(Records drawn from a dataset)
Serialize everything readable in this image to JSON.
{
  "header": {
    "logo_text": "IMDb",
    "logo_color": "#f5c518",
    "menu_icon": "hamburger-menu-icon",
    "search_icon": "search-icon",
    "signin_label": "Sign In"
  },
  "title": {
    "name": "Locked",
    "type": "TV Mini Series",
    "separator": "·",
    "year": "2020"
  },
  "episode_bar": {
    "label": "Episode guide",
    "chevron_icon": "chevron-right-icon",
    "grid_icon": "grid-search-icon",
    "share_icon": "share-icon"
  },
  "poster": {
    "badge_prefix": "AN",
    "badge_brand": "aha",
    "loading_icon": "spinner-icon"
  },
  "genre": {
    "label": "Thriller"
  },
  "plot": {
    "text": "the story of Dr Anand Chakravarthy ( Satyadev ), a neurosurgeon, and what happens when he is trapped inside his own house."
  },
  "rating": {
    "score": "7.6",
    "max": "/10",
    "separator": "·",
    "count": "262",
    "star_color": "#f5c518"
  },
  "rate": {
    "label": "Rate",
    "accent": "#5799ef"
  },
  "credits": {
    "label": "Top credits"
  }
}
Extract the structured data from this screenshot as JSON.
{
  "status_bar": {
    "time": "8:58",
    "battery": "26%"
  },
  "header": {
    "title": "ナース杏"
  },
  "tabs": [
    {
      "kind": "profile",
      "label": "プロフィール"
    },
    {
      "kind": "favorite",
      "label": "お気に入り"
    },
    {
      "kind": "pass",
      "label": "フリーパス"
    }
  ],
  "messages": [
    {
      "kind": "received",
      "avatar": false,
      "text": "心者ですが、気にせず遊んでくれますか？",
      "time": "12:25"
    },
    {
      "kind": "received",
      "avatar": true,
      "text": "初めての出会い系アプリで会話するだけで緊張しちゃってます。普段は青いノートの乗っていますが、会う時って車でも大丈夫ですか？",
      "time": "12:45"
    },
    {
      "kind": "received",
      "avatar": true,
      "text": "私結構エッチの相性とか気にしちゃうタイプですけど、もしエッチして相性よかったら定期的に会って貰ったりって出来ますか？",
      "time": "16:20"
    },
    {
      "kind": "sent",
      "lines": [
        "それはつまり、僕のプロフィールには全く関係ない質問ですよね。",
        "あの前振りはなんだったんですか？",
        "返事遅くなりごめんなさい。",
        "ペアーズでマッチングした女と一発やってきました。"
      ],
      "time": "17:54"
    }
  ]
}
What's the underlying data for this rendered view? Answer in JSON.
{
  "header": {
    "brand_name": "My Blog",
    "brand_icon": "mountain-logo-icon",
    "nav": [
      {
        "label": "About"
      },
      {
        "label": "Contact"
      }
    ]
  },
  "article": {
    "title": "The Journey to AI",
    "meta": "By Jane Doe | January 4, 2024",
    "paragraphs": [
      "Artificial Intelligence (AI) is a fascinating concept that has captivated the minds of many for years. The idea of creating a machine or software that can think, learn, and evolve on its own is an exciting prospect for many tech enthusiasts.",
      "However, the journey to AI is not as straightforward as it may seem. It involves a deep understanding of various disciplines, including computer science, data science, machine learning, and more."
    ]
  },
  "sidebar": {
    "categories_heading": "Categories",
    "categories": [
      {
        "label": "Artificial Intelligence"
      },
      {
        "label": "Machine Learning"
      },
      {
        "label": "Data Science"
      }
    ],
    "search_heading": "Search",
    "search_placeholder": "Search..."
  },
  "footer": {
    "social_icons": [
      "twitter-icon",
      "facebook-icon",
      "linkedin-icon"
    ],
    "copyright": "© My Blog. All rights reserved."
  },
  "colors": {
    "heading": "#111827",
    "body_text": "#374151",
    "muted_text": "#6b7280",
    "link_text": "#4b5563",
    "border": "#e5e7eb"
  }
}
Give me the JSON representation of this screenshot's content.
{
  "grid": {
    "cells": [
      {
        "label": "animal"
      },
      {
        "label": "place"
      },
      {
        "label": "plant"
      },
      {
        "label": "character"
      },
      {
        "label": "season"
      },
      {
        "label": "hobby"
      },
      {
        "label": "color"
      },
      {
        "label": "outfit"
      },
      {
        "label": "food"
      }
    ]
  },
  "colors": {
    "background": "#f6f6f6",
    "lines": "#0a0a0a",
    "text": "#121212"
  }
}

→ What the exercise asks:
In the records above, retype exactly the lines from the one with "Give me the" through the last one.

→ Response to this task:
Give me the JSON representation of this screenshot's content.
{
  "grid": {
    "cells": [
      {
        "label": "animal"
      },
      {
        "label": "place"
      },
      {
        "label": "plant"
      },
      {
        "label": "character"
      },
      {
        "label": "season"
      },
      {
        "label": "hobby"
      },
      {
        "label": "color"
      },
      {
        "label": "outfit"
      },
      {
        "label": "food"
      }
    ]
  },
  "colors": {
    "background": "#f6f6f6",
    "lines": "#0a0a0a",
    "text": "#121212"
  }
}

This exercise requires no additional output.